*THE INPUT*:
[Start of section]

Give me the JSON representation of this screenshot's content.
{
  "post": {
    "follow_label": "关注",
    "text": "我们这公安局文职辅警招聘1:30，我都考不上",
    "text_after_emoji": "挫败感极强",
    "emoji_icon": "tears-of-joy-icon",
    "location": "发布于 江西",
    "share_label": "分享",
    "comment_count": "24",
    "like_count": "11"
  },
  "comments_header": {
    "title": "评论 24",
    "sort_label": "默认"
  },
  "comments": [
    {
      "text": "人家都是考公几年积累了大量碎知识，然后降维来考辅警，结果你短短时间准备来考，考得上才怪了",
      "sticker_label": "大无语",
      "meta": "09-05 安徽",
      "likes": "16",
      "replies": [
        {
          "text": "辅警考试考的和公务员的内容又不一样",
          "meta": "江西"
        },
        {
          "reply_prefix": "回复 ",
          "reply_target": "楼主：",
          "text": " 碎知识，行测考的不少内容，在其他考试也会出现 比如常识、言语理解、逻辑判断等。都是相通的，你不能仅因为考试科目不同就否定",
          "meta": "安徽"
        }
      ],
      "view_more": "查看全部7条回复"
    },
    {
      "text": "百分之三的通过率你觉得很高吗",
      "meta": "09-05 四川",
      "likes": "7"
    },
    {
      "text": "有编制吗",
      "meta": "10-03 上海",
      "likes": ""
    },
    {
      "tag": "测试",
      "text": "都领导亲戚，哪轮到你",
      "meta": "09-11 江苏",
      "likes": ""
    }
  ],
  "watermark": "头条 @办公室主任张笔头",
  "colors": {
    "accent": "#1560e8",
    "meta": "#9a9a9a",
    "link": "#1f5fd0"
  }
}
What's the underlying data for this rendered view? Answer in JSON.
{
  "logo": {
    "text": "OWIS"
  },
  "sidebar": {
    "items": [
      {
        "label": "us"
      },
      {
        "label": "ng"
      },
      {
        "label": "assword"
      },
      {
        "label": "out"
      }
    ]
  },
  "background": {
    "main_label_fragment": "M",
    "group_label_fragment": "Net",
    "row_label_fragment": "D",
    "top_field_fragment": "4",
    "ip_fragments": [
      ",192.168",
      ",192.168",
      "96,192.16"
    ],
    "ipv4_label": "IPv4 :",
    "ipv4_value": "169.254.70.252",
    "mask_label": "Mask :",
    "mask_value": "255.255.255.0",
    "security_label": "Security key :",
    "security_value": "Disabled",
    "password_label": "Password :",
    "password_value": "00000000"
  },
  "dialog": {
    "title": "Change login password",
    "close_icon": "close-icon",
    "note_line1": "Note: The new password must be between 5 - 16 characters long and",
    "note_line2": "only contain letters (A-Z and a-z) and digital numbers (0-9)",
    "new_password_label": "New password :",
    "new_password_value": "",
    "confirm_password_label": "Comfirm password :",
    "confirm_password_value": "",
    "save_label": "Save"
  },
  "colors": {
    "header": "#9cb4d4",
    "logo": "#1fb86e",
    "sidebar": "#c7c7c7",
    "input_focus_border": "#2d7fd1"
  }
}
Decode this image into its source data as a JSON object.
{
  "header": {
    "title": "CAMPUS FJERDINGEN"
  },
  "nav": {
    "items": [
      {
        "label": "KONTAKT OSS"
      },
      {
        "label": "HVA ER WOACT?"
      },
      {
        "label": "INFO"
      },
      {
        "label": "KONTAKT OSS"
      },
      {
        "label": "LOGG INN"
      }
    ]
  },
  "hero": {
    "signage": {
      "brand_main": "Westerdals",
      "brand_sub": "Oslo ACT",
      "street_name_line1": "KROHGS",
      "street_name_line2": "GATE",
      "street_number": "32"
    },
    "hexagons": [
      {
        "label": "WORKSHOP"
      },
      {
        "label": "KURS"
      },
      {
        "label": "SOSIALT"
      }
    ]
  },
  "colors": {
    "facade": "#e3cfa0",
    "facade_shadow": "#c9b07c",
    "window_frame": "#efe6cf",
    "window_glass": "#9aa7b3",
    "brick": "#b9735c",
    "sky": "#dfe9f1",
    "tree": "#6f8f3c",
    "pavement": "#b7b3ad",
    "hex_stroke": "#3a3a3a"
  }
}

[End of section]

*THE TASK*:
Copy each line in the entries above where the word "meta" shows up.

*WRITTEN RESPONSE*:
      "meta": "09-05 安徽",
          "meta": "江西"
          "meta": "安徽"
      "meta": "09-05 四川",
      "meta": "10-03 上海",
      "meta": "09-11 江苏",
    "meta": "#9a9a9a",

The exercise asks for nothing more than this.